Filter the entries, keeping every line with the word "JSON".

::::::::

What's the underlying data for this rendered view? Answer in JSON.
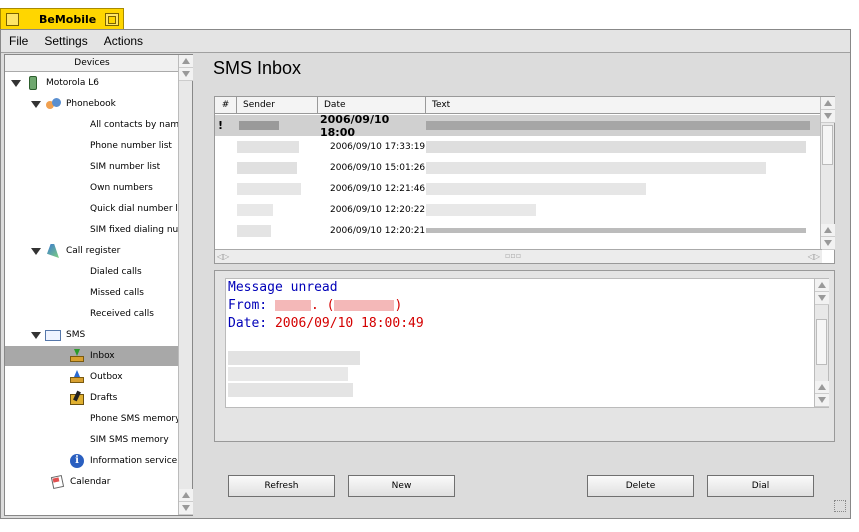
{
  "window": {
    "title": "BeMobile"
  },
  "menubar": {
    "items": [
      "File",
      "Settings",
      "Actions"
    ]
  },
  "sidebar": {
    "header": "Devices",
    "device": "Motorola L6",
    "phonebook": {
      "label": "Phonebook",
      "items": [
        "All contacts by name",
        "Phone number list",
        "SIM number list",
        "Own numbers",
        "Quick dial number list",
        "SIM fixed dialing number"
      ]
    },
    "call_register": {
      "label": "Call register",
      "items": [
        "Dialed calls",
        "Missed calls",
        "Received calls"
      ]
    },
    "sms": {
      "label": "SMS",
      "items": [
        "Inbox",
        "Outbox",
        "Drafts",
        "Phone SMS memory",
        "SIM SMS memory"
      ],
      "selected": "Inbox"
    },
    "information_service": "Information service",
    "calendar": "Calendar"
  },
  "main": {
    "heading": "SMS Inbox",
    "table": {
      "columns": [
        "#",
        "Sender",
        "Date",
        "Text"
      ],
      "rows": [
        {
          "flag": "!",
          "date": "2006/09/10 18:00",
          "unread": true
        },
        {
          "flag": "",
          "date": "2006/09/10 17:33:19",
          "unread": false
        },
        {
          "flag": "",
          "date": "2006/09/10 15:01:26",
          "unread": false
        },
        {
          "flag": "",
          "date": "2006/09/10 12:21:46",
          "unread": false
        },
        {
          "flag": "",
          "date": "2006/09/10 12:20:22",
          "unread": false
        },
        {
          "flag": "",
          "date": "2006/09/10 12:20:21",
          "unread": false
        }
      ]
    },
    "message": {
      "status": "Message unread",
      "from_label": "From:",
      "from_open": ". (",
      "from_close": ")",
      "date_label": "Date:",
      "date_value": "2006/09/10 18:00:49"
    },
    "buttons": {
      "refresh": "Refresh",
      "new": "New",
      "delete": "Delete",
      "dial": "Dial"
    }
  },
  "colors": {
    "title_tab": "#ffd600",
    "selection": "#a8a8a8",
    "status_blue": "#0000b8",
    "date_red": "#d40000"
  }
}
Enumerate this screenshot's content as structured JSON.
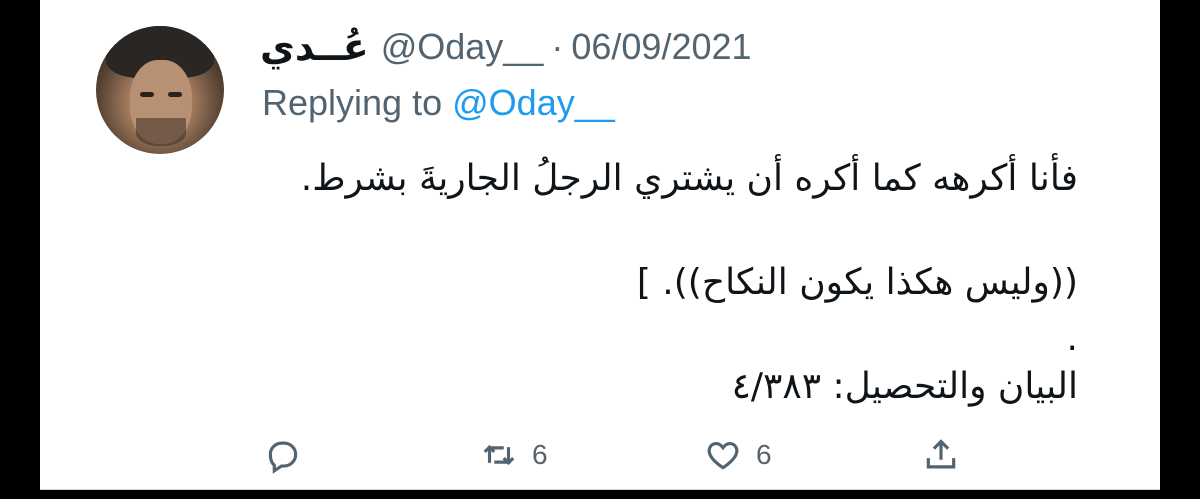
{
  "tweet": {
    "display_name": "عُــدي",
    "handle": "@Oday__",
    "separator": "·",
    "date": "06/09/2021",
    "replying_prefix": "Replying to",
    "replying_to": "@Oday__",
    "lines": [
      "فأنا أكرهه كما أكره أن يشتري الرجلُ الجاريةَ بشرط.",
      "((وليس هكذا يكون النكاح)). ]",
      ".",
      "البيان والتحصيل: ٤/٣٨٣"
    ]
  },
  "actions": {
    "reply": {
      "icon": "reply-icon",
      "count": ""
    },
    "retweet": {
      "icon": "retweet-icon",
      "count": "6"
    },
    "like": {
      "icon": "heart-icon",
      "count": "6"
    },
    "share": {
      "icon": "share-icon",
      "count": ""
    }
  },
  "colors": {
    "text": "#0f1419",
    "secondary": "#536471",
    "link": "#1d9bf0",
    "background": "#ffffff",
    "frame": "#000000"
  }
}
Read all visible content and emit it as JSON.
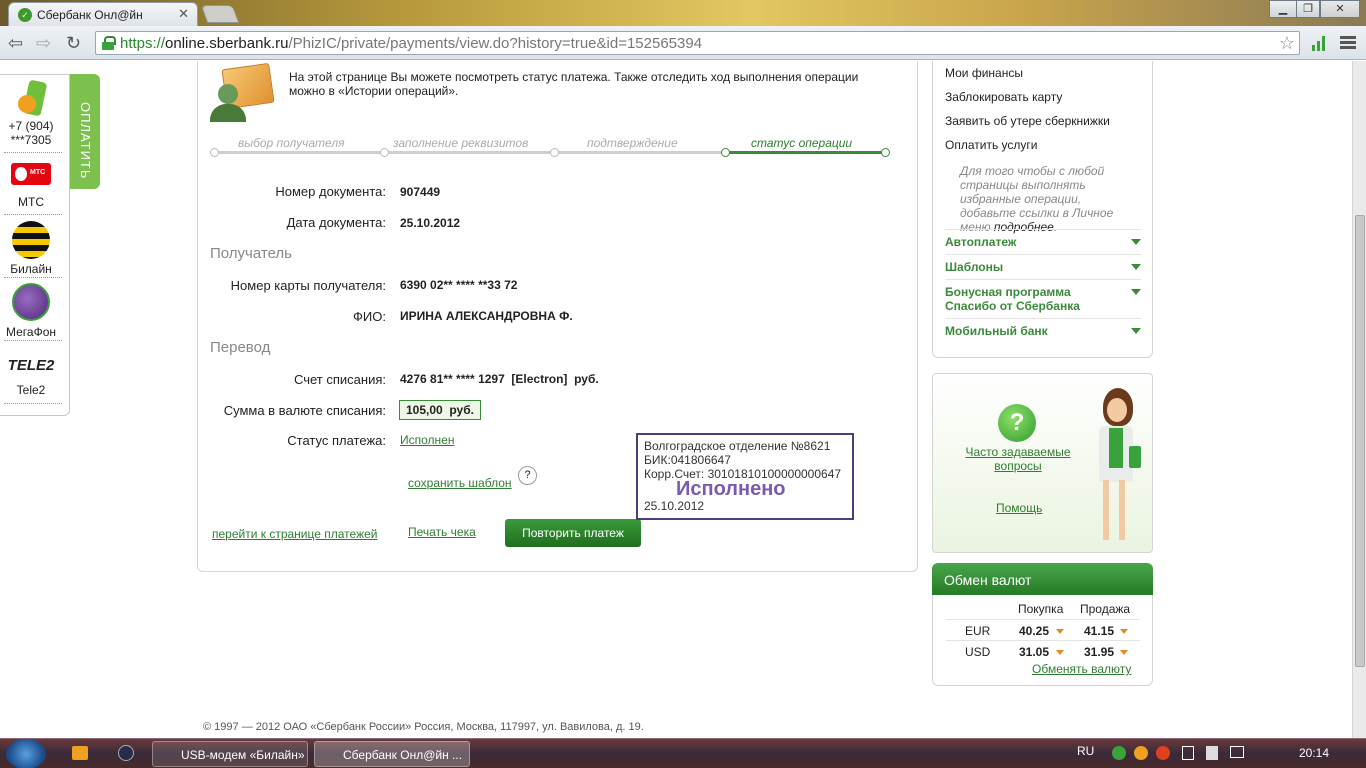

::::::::

* TASK RESPONSE *
What's the underlying data for this rendered view? Answer in JSON.
Enumerate this screenshot's content as structured JSON.
Read all visible content and emit it as JSON.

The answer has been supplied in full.